- Action item -
Would you write the data out once more, exactly as it is?
── Records shown ──
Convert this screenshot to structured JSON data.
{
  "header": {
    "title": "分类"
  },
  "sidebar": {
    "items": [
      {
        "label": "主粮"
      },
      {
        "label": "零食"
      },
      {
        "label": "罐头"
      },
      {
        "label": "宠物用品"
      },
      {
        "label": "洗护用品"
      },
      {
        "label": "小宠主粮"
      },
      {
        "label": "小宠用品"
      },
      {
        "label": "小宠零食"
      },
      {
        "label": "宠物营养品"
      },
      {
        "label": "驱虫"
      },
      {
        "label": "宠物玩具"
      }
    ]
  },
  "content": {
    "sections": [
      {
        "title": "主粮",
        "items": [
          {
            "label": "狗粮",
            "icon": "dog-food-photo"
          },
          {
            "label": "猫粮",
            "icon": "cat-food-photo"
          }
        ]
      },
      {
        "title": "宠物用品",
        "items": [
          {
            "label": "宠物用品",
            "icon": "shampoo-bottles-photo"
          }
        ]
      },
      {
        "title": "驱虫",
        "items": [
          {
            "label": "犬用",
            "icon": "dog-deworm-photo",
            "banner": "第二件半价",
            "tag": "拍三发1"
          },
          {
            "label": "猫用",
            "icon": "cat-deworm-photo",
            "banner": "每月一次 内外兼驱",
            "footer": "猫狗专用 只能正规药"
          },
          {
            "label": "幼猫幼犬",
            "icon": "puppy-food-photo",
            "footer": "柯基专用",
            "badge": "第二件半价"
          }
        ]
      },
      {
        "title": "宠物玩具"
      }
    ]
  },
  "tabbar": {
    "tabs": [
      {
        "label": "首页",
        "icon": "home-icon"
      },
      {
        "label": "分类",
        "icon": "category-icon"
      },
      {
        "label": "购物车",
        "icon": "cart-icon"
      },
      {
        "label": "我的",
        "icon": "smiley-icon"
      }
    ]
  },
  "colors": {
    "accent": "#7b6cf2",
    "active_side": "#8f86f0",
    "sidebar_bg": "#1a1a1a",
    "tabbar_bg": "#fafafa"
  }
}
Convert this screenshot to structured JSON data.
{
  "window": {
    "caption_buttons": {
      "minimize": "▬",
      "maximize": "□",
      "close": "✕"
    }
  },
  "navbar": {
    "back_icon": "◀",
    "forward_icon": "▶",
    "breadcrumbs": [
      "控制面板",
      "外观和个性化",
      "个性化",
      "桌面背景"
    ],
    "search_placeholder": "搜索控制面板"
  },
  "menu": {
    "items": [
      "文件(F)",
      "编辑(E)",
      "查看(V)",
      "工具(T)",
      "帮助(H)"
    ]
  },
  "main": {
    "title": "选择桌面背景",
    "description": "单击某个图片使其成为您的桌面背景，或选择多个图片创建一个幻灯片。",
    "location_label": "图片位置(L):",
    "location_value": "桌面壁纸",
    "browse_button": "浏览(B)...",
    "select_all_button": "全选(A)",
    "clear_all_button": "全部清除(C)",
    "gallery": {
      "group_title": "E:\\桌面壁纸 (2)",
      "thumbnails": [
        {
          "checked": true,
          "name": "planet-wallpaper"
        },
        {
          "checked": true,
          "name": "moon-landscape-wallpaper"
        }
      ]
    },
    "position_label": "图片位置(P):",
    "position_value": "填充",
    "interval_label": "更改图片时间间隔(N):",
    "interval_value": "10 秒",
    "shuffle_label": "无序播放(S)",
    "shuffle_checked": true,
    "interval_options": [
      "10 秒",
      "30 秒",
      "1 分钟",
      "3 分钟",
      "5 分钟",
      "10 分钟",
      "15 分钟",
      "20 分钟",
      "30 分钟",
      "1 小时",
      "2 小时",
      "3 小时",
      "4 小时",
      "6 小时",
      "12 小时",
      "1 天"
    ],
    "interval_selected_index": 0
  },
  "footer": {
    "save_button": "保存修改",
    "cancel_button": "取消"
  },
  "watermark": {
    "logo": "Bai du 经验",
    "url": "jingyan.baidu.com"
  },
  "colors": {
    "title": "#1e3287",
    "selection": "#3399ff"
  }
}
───
- Task response -
Convert this screenshot to structured JSON data.
{
  "header": {
    "title": "分类"
  },
  "sidebar": {
    "items": [
      {
        "label": "主粮"
      },
      {
        "label": "零食"
      },
      {
        "label": "罐头"
      },
      {
        "label": "宠物用品"
      },
      {
        "label": "洗护用品"
      },
      {
        "label": "小宠主粮"
      },
      {
        "label": "小宠用品"
      },
      {
        "label": "小宠零食"
      },
      {
        "label": "宠物营养品"
      },
      {
        "label": "驱虫"
      },
      {
        "label": "宠物玩具"
      }
    ]
  },
  "content": {
    "sections": [
      {
        "title": "主粮",
        "items": [
          {
            "label": "狗粮",
            "icon": "dog-food-photo"
          },
          {
            "label": "猫粮",
            "icon": "cat-food-photo"
          }
        ]
      },
      {
        "title": "宠物用品",
        "items": [
          {
            "label": "宠物用品",
            "icon": "shampoo-bottles-photo"
          }
        ]
      },
      {
        "title": "驱虫",
        "items": [
          {
            "label": "犬用",
            "icon": "dog-deworm-photo",
            "banner": "第二件半价",
            "tag": "拍三发1"
          },
          {
            "label": "猫用",
            "icon": "cat-deworm-photo",
            "banner": "每月一次 内外兼驱",
            "footer": "猫狗专用 只能正规药"
          },
          {
            "label": "幼猫幼犬",
            "icon": "puppy-food-photo",
            "footer": "柯基专用",
            "badge": "第二件半价"
          }
        ]
      },
      {
        "title": "宠物玩具"
      }
    ]
  },
  "tabbar": {
    "tabs": [
      {
        "label": "首页",
        "icon": "home-icon"
      },
      {
        "label": "分类",
        "icon": "category-icon"
      },
      {
        "label": "购物车",
        "icon": "cart-icon"
      },
      {
        "label": "我的",
        "icon": "smiley-icon"
      }
    ]
  },
  "colors": {
    "accent": "#7b6cf2",
    "active_side": "#8f86f0",
    "sidebar_bg": "#1a1a1a",
    "tabbar_bg": "#fafafa"
  }
}
Convert this screenshot to structured JSON data.
{
  "window": {
    "caption_buttons": {
      "minimize": "▬",
      "maximize": "□",
      "close": "✕"
    }
  },
  "navbar": {
    "back_icon": "◀",
    "forward_icon": "▶",
    "breadcrumbs": [
      "控制面板",
      "外观和个性化",
      "个性化",
      "桌面背景"
    ],
    "search_placeholder": "搜索控制面板"
  },
  "menu": {
    "items": [
      "文件(F)",
      "编辑(E)",
      "查看(V)",
      "工具(T)",
      "帮助(H)"
    ]
  },
  "main": {
    "title": "选择桌面背景",
    "description": "单击某个图片使其成为您的桌面背景，或选择多个图片创建一个幻灯片。",
    "location_label": "图片位置(L):",
    "location_value": "桌面壁纸",
    "browse_button": "浏览(B)...",
    "select_all_button": "全选(A)",
    "clear_all_button": "全部清除(C)",
    "gallery": {
      "group_title": "E:\\桌面壁纸 (2)",
      "thumbnails": [
        {
          "checked": true,
          "name": "planet-wallpaper"
        },
        {
          "checked": true,
          "name": "moon-landscape-wallpaper"
        }
      ]
    },
    "position_label": "图片位置(P):",
    "position_value": "填充",
    "interval_label": "更改图片时间间隔(N):",
    "interval_value": "10 秒",
    "shuffle_label": "无序播放(S)",
    "shuffle_checked": true,
    "interval_options": [
      "10 秒",
      "30 秒",
      "1 分钟",
      "3 分钟",
      "5 分钟",
      "10 分钟",
      "15 分钟",
      "20 分钟",
      "30 分钟",
      "1 小时",
      "2 小时",
      "3 小时",
      "4 小时",
      "6 小时",
      "12 小时",
      "1 天"
    ],
    "interval_selected_index": 0
  },
  "footer": {
    "save_button": "保存修改",
    "cancel_button": "取消"
  },
  "watermark": {
    "logo": "Bai du 经验",
    "url": "jingyan.baidu.com"
  },
  "colors": {
    "title": "#1e3287",
    "selection": "#3399ff"
  }
}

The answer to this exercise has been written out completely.